Behind the guitar and vocals, Johnson's touring band of Blockheads bassist Norman Watt-Roy and drummer Dylan Howe were aided and abetted by Mick Talbot on piano and Hammond organ and Steve Weston's harmonica
The selection of material was a pretty straightforward exercise, with Daltrey happy to have a go at singing whatever Johnson threw at him, and Wilko obliging with a selection of ten Johnson originals covering the Feelgood era and his subsequent solo career as well as a cover of Bob Dylan's Can You Please Crawl Out Your Window?
From the start of Going Back Home, the song Johnson co-wrote with Pirates' guitarist Mick Green for the Feelgoods' Malpractice it's familiar ground with Johnson's trademark choppy riffs intersecting with the Daltrey growl in a meat and potatoes exercise in prime British R&B. Ice on the Motorway and I Keep It to Myself follow before a glorious reading of Can You Please Crawl Out Your Window? Subtle it ain't but, boy does it rock!
Turned 21 drops things back a notch, but things gradually kick back up through Keep On Loving You, Some Kind of Hero, Sneaking Suspicion, Keep It Out of Sight and Everybody's Carrying a Gun before things wind up in an entirely appropriate manner with Johnson's ode to the Canvey Island oil refinery (All Through the City).
With eleven tracks on an album that nudges the scales at just under thirty-four and a half minutes there might be some inclined to quibble about length, but for mine it's just about right. You really don't want this stuff delivered in massive doses, keep it short and sharp, a series of short arm jabs rather than a lengthy pummelling.
You might, if you're inclined to be picky, take issue with the recording too. It's a crystal-clear rendering of Johnson's stabbed chords. Muddy might have been better, but this is a high-definition portrait, entirely appropriate when you're talking what amounts to an epitaph.
It's also entirely appropriate that the album appears on Chess, the former home of Muddy Waters and Howlin' Wolf. One suspects the only thing that could have enhanced a magnificently worthy collaboration would have been to record it in Chicago. On the other hand, while 2120 South Michigan is still there and, apparently, still operational, you can't beat the convenience of operating close to home in an environment where you're not working with the ghosts of blues men past looking over your shoulder. In the end, given the circumstances, it's all about convenience, and the only thing that matters, in the end, is what is delivered.
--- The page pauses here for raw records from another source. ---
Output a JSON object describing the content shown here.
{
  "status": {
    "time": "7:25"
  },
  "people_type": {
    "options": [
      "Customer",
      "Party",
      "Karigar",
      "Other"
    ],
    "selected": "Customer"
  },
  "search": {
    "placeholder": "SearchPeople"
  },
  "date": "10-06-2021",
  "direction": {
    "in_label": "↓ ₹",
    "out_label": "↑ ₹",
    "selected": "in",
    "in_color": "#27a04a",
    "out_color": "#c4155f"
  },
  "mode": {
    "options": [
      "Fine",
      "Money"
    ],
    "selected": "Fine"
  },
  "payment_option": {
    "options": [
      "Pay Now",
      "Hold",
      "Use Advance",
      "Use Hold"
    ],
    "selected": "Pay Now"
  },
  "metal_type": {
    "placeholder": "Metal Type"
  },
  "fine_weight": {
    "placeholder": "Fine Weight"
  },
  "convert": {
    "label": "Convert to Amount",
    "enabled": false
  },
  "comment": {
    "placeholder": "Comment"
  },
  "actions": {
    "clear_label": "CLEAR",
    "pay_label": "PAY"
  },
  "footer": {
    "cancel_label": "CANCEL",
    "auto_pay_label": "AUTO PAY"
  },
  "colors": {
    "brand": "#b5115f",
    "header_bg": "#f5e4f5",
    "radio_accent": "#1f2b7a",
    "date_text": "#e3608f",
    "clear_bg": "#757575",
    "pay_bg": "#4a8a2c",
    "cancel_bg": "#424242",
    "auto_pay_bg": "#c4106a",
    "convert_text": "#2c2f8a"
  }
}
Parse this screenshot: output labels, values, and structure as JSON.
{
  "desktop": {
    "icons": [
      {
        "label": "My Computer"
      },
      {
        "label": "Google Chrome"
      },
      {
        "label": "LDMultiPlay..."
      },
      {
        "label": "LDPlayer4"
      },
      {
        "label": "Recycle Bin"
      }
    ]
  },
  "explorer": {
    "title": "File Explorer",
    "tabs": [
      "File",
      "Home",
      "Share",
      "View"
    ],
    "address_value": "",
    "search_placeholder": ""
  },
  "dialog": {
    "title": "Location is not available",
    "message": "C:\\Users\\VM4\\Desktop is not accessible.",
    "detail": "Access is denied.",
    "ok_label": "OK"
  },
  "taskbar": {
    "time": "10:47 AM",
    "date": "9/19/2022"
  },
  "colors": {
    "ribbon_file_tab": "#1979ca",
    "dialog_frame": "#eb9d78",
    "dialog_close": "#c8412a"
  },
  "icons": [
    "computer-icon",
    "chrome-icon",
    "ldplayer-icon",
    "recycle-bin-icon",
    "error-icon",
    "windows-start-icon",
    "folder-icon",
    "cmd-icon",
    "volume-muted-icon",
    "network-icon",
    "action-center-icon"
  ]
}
On that basis Going Back Home is a fitting way to wind up a remarkable career, a project that underlines the remarkable and often forgotten legacy of Johnny Kidd & The Pirates who were, after all, the inspiration behind The Who, Dr. Feelgood and so many others.